Plaintiffs' invocations of "equal protection" are a sham; the goal is not equality. Legal strategist Edward Blum, who orchestrated the affirmative action lawsuits, gets millions of dollars in support from DonorsTrust, a right-wing dark money organization that also donates to unapologetically white nationalist publications such as Vdare.
Blum was also behind the lawsuit that gutted the Voting Rights Act and others that challenged improved representation for Black and Latino voters as "racial gerrymandering."
Another one of the most litigious groups in this space is America First Legal, led by the architect of Trump's most racist immigration policies, Stephen Miller. His group sues to stop policies that promote racial justice by arguing that they discriminate against whites.
Ian Haney López, a law professor at UC Berkeley, told me that the use of white grievance to rationalize racist oppression has a long history in this country, dating back to slavery. It lost mainstream acceptability after World War II and the atrocities of Hitler.
In the 1960s, opponents of the civil rights movement brought it back in disguise. "The forces of white dominance realized they could use a 'colorblind' argument to say the racial status quo has to be preserved," Haney López said. Under their rationale, he explains, "the most you can do is stop formally oppressing people on an expressly racial basis."

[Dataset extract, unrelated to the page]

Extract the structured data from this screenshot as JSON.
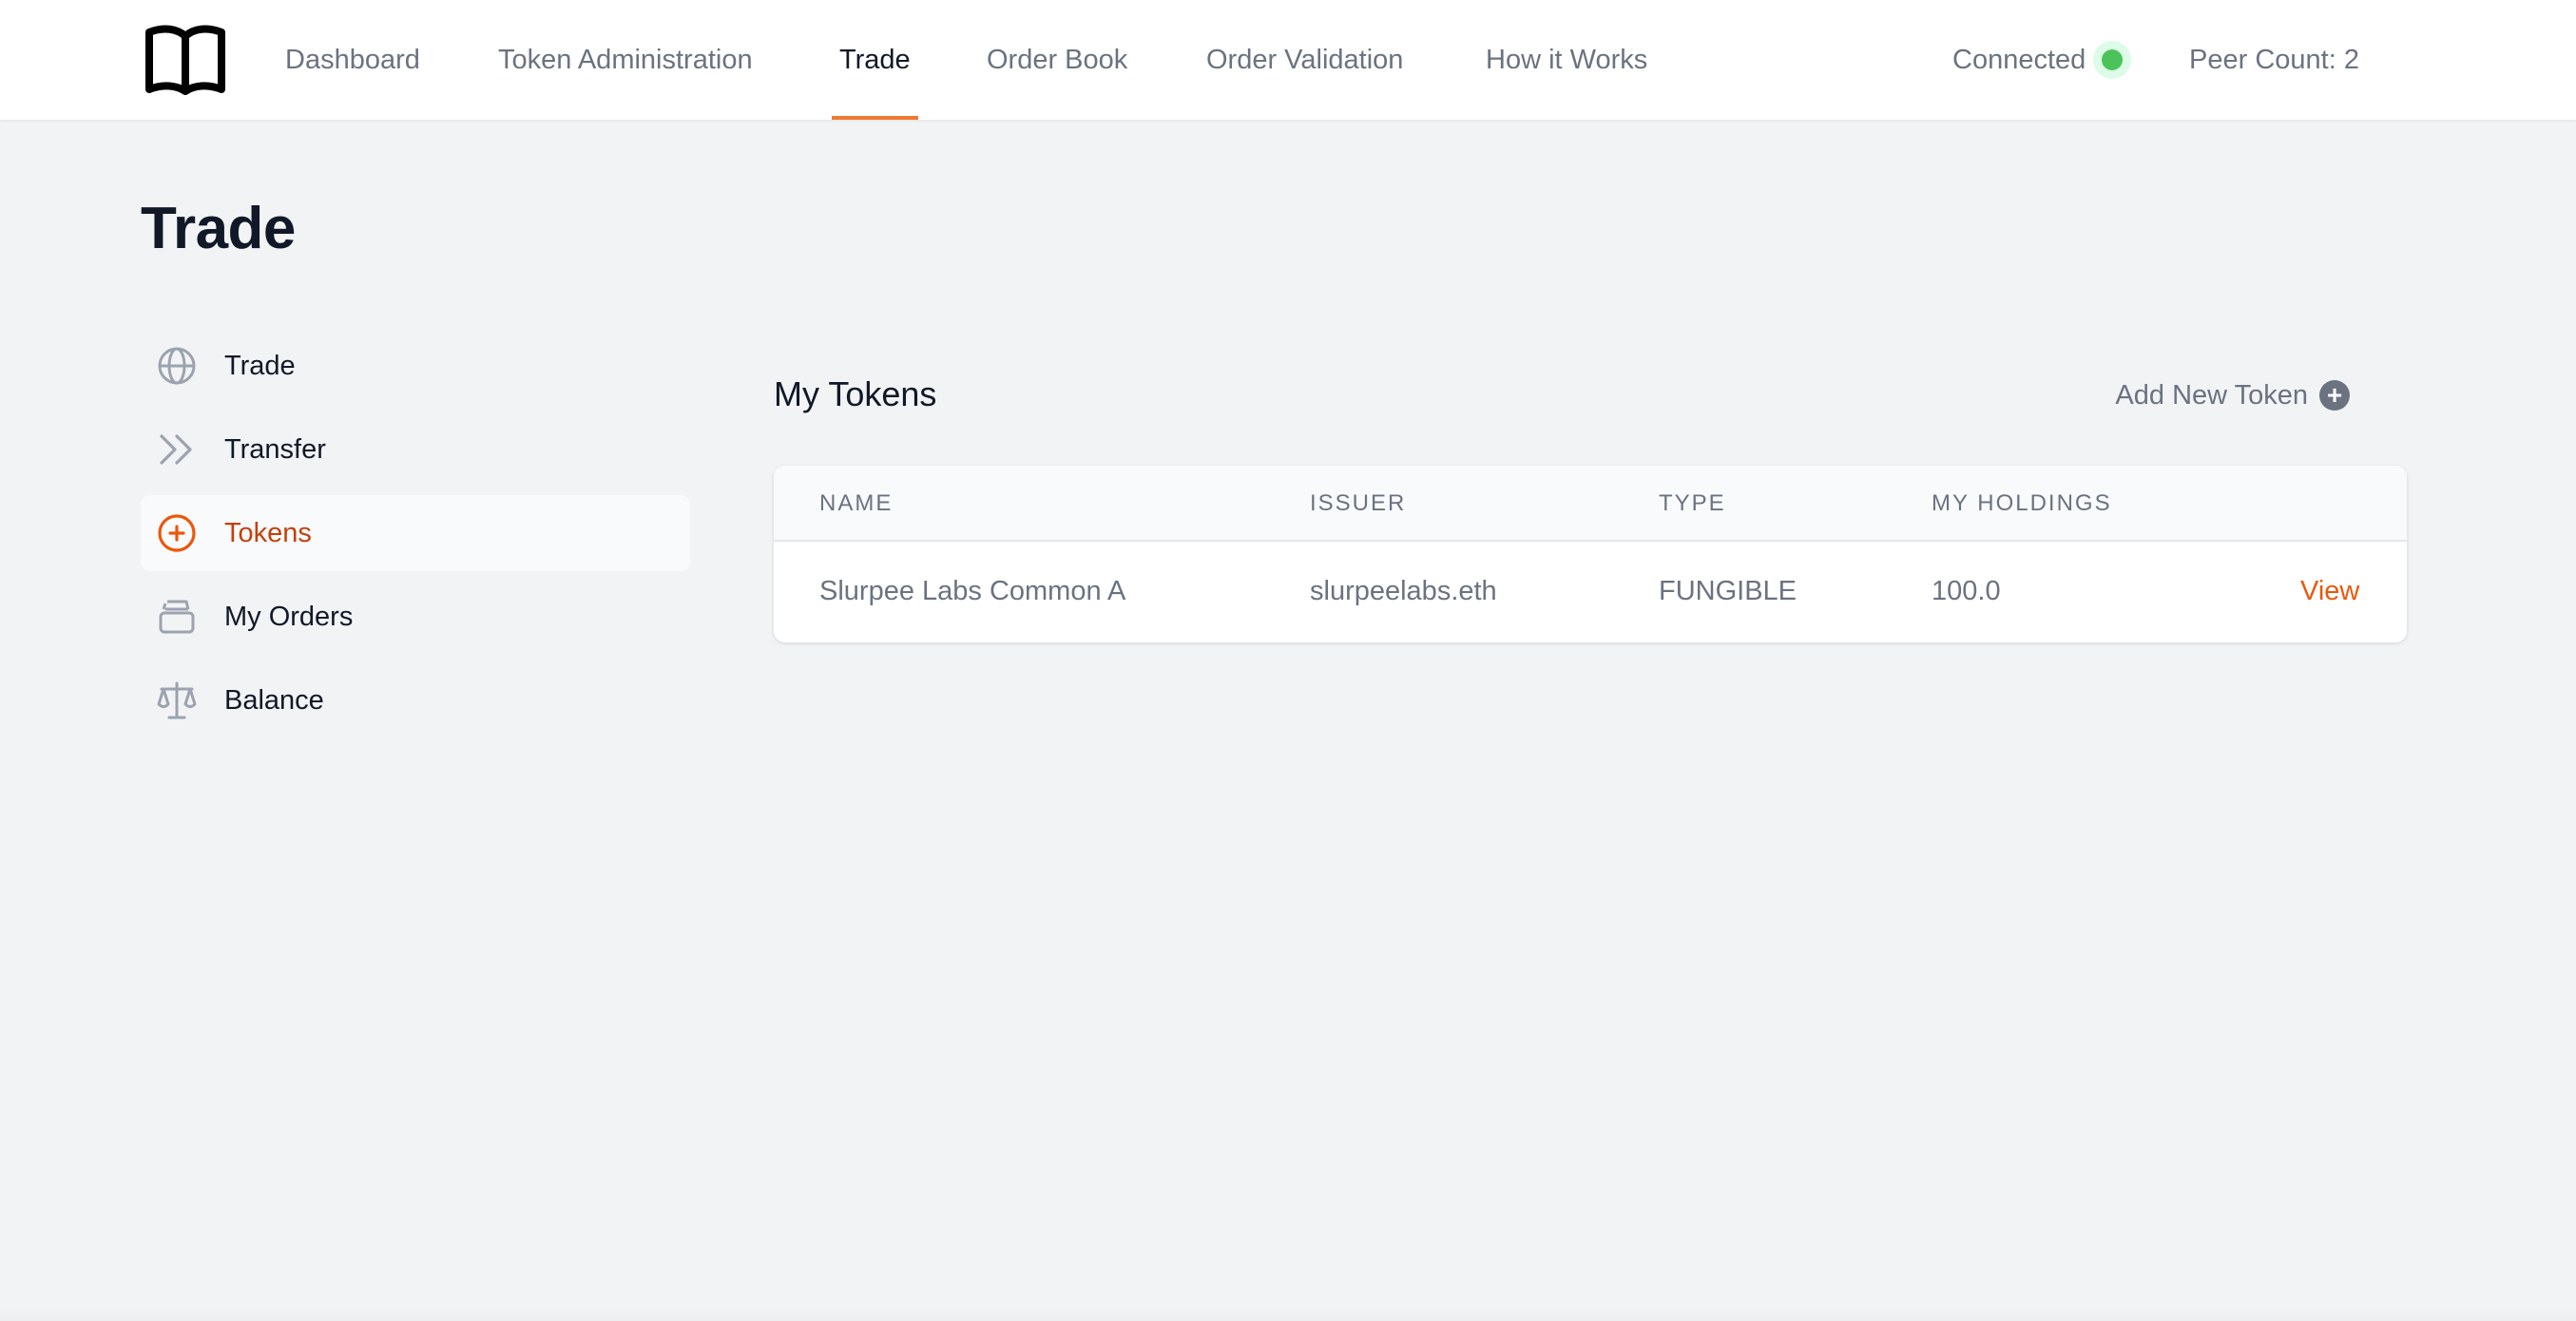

To go further, with race-conscious policies attempting to repair centuries of systemic racism, was cast as oppressive to white people.

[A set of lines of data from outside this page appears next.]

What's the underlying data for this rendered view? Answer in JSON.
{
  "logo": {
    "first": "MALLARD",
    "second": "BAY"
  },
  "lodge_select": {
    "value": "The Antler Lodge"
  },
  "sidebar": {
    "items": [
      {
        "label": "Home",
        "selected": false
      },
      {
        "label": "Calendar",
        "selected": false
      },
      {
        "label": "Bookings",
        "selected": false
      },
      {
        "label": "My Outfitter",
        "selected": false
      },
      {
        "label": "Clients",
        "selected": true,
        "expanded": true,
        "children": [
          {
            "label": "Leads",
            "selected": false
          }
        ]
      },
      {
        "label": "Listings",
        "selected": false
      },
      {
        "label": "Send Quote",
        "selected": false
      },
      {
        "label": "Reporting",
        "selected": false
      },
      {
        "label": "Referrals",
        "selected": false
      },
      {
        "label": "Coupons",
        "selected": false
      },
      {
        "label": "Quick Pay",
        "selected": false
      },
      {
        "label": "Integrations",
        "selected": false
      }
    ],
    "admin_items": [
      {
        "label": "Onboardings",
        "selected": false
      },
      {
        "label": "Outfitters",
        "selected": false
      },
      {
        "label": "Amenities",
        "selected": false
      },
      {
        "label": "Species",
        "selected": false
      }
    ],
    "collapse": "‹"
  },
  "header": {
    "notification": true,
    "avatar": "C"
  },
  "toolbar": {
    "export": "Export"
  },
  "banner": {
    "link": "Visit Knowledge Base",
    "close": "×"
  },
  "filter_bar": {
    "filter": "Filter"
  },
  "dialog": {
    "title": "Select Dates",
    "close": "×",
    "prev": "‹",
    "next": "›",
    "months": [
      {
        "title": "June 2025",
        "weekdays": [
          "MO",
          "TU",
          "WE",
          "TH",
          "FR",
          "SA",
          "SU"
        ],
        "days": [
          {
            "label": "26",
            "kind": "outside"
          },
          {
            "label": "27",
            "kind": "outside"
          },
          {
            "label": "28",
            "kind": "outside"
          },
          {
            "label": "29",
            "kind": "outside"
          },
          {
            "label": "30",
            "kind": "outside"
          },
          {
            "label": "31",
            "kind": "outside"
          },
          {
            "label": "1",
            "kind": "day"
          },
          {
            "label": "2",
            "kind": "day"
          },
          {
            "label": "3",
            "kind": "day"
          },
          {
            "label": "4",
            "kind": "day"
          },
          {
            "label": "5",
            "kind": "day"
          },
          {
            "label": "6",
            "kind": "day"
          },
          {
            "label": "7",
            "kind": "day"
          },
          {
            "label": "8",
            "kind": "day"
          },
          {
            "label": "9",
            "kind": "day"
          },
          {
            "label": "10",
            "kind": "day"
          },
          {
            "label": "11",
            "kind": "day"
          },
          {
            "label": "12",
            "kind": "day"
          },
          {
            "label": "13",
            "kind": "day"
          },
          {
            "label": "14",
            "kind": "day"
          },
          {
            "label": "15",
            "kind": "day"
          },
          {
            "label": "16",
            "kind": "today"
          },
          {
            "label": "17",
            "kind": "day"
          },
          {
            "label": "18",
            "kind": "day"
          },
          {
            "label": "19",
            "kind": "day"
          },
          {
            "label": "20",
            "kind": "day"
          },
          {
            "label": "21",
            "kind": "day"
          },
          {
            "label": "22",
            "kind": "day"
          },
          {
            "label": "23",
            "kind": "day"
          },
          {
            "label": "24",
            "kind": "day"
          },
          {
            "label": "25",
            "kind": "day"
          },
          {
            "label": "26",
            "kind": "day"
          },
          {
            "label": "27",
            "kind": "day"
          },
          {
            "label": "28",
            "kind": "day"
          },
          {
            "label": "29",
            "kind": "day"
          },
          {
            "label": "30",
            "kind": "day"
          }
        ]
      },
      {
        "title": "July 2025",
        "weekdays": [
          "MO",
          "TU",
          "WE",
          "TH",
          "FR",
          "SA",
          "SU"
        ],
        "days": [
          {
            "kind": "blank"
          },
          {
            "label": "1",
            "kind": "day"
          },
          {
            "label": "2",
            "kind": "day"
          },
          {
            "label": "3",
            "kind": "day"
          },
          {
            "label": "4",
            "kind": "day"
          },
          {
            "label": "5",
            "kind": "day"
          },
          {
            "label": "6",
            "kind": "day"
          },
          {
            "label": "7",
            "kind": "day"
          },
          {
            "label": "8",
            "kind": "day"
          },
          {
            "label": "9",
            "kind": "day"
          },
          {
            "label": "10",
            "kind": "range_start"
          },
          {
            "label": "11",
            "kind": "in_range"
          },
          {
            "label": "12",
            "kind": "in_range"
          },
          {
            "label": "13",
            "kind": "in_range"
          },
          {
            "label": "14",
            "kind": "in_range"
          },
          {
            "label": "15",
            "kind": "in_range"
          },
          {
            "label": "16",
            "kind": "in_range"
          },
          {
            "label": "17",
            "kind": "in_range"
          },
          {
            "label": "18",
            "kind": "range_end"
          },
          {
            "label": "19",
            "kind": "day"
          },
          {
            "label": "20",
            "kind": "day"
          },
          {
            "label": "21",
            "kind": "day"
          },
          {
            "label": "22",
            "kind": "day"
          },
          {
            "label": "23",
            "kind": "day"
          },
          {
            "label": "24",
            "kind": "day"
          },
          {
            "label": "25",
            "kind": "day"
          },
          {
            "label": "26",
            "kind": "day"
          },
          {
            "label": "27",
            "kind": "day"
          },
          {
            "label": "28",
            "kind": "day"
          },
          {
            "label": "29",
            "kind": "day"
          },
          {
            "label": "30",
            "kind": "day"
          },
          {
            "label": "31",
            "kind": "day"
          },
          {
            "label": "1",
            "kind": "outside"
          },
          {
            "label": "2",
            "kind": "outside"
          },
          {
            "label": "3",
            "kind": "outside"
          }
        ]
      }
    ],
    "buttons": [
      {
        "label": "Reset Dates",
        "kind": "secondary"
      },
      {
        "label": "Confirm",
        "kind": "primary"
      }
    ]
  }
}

In a 1964 campaign speech, Barry Goldwater mainstreamed the idea that anti-racism was unconstitutional and racist by appealing to "colorblind" fictions: "It has been well-said that the Constitution is colorblind. And so it is just as wrong to compel children to attend certain schools for the sake of so-called integration as for the sake of segregation."
That was nonsense. The Constitution never was colorblind. It set race-conscious policies from the beginning, like the "three-fifths" clause from 1787 that counted each enslaved individual as less than a full person. After the Civil War, framers of the 14th Amendment repeatedly rejected efforts to ban consideration of race by the federal government. Congress then passed multiple laws that specifically helped formerly enslaved African Americans on the basis of race.

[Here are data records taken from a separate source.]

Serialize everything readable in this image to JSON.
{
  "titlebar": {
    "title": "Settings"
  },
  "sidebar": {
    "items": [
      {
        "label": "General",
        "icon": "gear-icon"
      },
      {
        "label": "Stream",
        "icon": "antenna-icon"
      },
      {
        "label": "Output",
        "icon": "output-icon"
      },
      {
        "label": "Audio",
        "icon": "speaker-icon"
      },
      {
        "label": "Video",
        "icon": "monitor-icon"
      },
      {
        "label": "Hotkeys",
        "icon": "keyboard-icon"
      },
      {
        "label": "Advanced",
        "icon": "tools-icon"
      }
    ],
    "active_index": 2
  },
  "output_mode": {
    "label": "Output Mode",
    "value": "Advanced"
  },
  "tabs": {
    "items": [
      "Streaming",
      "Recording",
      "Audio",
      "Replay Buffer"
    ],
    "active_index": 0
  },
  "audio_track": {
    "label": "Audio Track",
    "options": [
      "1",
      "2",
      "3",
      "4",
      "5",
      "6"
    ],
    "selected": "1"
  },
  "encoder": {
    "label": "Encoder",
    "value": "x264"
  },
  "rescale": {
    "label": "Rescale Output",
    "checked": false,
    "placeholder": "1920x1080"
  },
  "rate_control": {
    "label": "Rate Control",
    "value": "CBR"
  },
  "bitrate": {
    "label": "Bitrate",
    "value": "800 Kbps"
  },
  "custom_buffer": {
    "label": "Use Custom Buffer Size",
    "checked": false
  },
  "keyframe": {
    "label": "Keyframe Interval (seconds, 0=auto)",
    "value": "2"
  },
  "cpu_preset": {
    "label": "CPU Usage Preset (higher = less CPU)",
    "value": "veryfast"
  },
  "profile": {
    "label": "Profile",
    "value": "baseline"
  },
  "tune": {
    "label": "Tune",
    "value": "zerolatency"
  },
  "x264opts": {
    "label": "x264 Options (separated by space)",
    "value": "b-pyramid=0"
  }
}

Sergio Muñoz, policy director at Media Matters for America, says it's easy to be manipulated by "colorblind" rhetoric.
"Instinctually, that sounds right: You don't want to treat anyone differently on account of race," Muñoz said. "But what that doesn't account for is we're all part of a society that for hundreds of years has been treating people differently on account of race."
"Colorblind" grifters often invoke the Rev. Martin Luther King Jr., quoting his dream of a nation where his children "will not be judged by the color of their skin but by the content of their character." Of course, King was unequivocal in his support for affirmative action: "It is obvious that if a man is entered at the starting line in a race 300 years after another man, the first would have to perform some impossible feat in order to catch up with his fellow runner."
GOP politicians are now shedding the costume of colorblindness. "We're coming back to an open conversation of white people as imperiled by innately inferior groups," Haney López told me.
"Anti-racist is a code word for anti-white" was a line from white supremacist Bob Whitaker's early 2000s essay "The Mantra." Back then, it was fringe. Today, it's a popular right-wing talking point.
Haney López says wealthy GOP elites advance this ideology to exploit white racial anxieties and consolidate power. Ultimately, the campaign will also leave behind working- and middle-class white people.
"We need to talk about racism as a weapon of the power elites that threatens us all," he told me. "We cannot be siloed."
Divided, we have no chance against our common enemy.